Foley joins Malloy as primary winner

Former U.S. Ambassador Tom Foley captured the Republican nomination for governor Tuesday night, narrowly defeating Lt. Gov. Michael Fedele in the primary election.

He will face former Stamford Mayor Dannel Malloy in the November general election. Trailing badly in the polls only a few weeks ago, Malloy completed a stunning comeback Tuesday, defeating Greenwich businessman Ned Lamont in the Democratic race for governor.

Malloy told the Hearst Connecticut Newspapers that Lamont called to concede shortly after 9:15 p.m. "I've won a primary and lost a primary, and winning's better," Malloy said.

With 54 percent of precincts reporting, Malloy, the longtime Stamford mayor, had 58 percent to 42 percent for Lamont.

Foley had 43 percent of the vote to Fedele's 37 percent and Nelson "Oz" Griebel's 19 percent, also with 67 percent of the precincts in.

The candidates crisscrossed the state earlier in the day in a frantic effort to corral undecided voters in races that had tightened considerably in the final weeks of the campaign.

Lamont and Malloy hoped to become their party's first governor since 1991. Foley, Fedele and Griebel competed to earn the GOP nomination to replace outgoing Republican Gov. M. Jodi Rell, who chose not to seek re-election.

At a time when the state's budget struggles are annual events, all the candidates termed the election critical to turning the state's economy around.

The turnout for Connecticut's primary elections was reported to be between 25 and 30 percent, state officials said. The polls opened at 6 a.m. and closed at 8 p.m.

The campaign between Malloy and Lamont became increasingly testy in the race's final weeks, with both sides airing hard-nosed, negative TV commercials that continued on Primary Day. The final Quinnipiac University Poll released Monday showed the race in a statistical dead heat.

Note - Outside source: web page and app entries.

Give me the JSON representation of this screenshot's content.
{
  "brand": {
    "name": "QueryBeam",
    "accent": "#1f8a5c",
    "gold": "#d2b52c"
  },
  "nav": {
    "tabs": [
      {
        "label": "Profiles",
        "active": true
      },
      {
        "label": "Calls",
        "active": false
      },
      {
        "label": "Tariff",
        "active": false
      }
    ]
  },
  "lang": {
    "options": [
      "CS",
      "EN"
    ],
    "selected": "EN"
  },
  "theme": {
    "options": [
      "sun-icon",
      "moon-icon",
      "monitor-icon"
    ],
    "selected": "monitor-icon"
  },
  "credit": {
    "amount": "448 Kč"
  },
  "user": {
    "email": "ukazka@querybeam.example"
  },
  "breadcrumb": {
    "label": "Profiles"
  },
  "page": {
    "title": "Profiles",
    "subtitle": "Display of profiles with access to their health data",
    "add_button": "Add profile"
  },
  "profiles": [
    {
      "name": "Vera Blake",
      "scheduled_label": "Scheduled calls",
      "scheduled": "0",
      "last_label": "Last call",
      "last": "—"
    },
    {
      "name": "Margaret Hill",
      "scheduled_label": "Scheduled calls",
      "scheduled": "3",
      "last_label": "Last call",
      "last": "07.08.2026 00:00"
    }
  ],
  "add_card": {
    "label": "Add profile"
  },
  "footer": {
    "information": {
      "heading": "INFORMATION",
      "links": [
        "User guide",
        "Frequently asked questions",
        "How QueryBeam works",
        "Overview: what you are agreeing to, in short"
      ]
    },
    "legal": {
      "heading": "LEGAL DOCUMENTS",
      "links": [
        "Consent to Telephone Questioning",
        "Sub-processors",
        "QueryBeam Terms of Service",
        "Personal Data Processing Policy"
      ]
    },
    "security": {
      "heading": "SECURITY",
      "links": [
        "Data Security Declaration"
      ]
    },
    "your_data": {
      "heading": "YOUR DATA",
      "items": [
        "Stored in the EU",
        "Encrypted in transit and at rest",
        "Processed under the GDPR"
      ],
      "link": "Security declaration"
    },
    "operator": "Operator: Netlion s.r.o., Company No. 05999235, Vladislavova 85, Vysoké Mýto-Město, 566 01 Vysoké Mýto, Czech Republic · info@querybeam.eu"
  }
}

Lamont's ads raised old questions about why the former Stamford mayor had accepted campaign money from people doing business with the city and resurrecting an ethics probe of Malloy. And Malloy's commercials claimed Lamont had slashed jobs at his company while he walked away with enormous profits. Both men dismissed the ads as inaccurate and unfair.

Malloy, 55, had based his campaign largely on his 14-year record as Stamford's mayor, saying he knows how to make government more efficient and balance a budget. During the campaign, he hammered away at the need to shift the state's accounting over to a system that would more accurately reflect its true finances, which he termed dire.

While he received major state union endorsements, Malloy said he was determined to rein in the pension and health care benefits of state employees.

For Lamont, the defeat marks the second time he appeared to be within sight of capturing a major elective office. He overcame incumbent Sen. Joseph Lieberman in the Democratic Senate primary in 2006, only to lose in the general election when Lieberman ran as an independent.

Lamont touted his business success, saying that the next governor needs to help create jobs and make the state's climate more hospitable to business. The 56-year-old cable TV entrepreneur said he would keep taxes down and help rebuild the state's big cities -- helping him land the endorsement of the mayors of Bridgeport, New Haven and Hartford.

On the Republican side, Foley, a wealthy private investor and high-powered GOP fundraiser, had helped the Bush administration try to rebuild war-torn Iraq and then became ambassador to Ireland. Foley portrayed himself as a government outsider who would be willing to take a tough line on taxes and state spending.

Foley, 58, was also able to inject some $2 million of his own money into the campaign.

Fedele, his chief GOP adversary, touted his experience at several levels of government -- lieutenant governor, General Assembly and Stamford's Board of Representative -- and his success in building an information technology business.

He was hamstrung by his connections with Gov. M. Jodi Rell, who chose not to endorse him. Fedele made clear during the campaign that he espoused a tougher line on state spending and taxes but was unable to convince his boss to back such policies.

Fedele appeared to be making up ground in the final weeks of the campaign, but Foley clung to an 8-point lead in the final Quinnipiac poll of likely Republican voters on Primary Day.

Fedele and Foley also clashed in court over Fedele's use of the state's public finance law. A variety of rulings all upheld Fedele.

Griebel, the Simsbury businessman, enjoyed strong support in the business community but was hampered by low-name recognition among voters and a small campaign war chest.